## Task requirements
Each line in the entries below that holds the string "case" is to be listed.

[Dataset records]

# # # #

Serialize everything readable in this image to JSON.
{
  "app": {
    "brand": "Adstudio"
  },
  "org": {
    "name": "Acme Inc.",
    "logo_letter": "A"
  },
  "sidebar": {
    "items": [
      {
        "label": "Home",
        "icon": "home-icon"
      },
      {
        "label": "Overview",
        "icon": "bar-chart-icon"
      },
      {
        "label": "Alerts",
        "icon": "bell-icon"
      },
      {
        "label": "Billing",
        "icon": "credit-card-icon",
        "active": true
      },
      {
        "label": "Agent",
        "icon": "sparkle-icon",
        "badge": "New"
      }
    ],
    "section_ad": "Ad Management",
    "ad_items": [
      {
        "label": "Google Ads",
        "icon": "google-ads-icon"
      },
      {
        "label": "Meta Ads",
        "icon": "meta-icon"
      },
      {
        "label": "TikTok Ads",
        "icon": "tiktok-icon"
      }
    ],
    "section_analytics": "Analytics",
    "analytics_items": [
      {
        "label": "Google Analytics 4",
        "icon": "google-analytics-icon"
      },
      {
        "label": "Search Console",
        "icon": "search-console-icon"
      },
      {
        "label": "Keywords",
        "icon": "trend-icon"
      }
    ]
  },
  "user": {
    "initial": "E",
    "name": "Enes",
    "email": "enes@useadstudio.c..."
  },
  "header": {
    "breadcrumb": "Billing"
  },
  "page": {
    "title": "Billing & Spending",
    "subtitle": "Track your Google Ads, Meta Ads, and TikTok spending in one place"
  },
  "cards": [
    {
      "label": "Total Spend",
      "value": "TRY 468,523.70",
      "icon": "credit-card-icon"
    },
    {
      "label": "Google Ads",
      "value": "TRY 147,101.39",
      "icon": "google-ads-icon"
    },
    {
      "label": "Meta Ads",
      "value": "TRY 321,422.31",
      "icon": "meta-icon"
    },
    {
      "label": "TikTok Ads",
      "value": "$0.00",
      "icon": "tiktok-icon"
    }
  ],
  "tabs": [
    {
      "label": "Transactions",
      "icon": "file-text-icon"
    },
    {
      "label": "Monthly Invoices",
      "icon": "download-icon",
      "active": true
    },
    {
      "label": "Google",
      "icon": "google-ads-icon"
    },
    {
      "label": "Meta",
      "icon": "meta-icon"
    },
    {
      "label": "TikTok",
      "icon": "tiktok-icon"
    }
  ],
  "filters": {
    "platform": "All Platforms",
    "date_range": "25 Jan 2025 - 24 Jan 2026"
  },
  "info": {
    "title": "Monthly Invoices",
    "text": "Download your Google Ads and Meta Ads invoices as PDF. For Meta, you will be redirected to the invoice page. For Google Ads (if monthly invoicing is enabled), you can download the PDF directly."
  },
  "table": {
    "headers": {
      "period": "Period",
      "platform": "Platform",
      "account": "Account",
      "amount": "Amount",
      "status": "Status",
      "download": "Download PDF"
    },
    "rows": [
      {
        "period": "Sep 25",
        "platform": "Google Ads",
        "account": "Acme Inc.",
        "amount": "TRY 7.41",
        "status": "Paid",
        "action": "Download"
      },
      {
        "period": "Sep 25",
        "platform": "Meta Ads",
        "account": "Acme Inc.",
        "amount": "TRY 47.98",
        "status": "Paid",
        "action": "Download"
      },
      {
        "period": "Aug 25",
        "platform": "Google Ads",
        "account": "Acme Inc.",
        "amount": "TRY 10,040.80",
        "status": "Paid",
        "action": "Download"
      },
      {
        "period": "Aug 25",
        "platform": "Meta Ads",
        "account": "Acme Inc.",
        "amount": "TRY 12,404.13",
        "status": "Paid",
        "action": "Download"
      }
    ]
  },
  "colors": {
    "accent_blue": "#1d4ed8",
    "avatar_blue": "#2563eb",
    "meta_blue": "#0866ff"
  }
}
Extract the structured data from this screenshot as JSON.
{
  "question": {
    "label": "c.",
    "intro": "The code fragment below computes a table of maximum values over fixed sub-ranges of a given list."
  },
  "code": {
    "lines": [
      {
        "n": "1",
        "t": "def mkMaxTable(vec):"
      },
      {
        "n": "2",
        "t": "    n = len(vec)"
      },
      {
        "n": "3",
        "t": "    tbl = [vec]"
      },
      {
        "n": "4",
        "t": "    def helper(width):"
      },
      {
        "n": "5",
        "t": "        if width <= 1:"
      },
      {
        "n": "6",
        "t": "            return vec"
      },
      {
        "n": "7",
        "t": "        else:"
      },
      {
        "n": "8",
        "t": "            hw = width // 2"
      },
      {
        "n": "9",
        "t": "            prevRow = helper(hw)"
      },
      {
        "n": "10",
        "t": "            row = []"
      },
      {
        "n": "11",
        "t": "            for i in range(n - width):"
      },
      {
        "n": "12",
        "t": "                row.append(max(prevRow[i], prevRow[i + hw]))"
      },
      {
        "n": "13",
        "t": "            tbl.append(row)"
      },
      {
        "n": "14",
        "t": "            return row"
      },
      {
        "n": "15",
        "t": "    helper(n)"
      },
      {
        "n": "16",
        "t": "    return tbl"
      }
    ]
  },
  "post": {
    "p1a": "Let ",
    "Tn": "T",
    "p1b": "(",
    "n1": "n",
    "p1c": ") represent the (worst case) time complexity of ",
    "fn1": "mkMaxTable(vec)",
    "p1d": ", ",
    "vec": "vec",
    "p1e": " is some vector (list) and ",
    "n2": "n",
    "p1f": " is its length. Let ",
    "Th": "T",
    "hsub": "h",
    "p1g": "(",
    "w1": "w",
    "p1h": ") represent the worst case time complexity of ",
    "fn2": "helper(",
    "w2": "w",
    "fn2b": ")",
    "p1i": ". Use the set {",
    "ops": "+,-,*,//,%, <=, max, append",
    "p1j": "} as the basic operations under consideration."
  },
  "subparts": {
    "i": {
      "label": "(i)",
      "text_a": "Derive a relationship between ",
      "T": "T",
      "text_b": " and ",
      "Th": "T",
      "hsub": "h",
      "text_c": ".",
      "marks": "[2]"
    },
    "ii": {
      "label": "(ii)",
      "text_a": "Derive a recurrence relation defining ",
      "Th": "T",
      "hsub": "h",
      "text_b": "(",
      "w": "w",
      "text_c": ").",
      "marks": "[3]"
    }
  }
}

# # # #

## Your response
    "p1c": ") represent the (worst case) time complexity of ",
    "p1h": ") represent the worst case time complexity of ",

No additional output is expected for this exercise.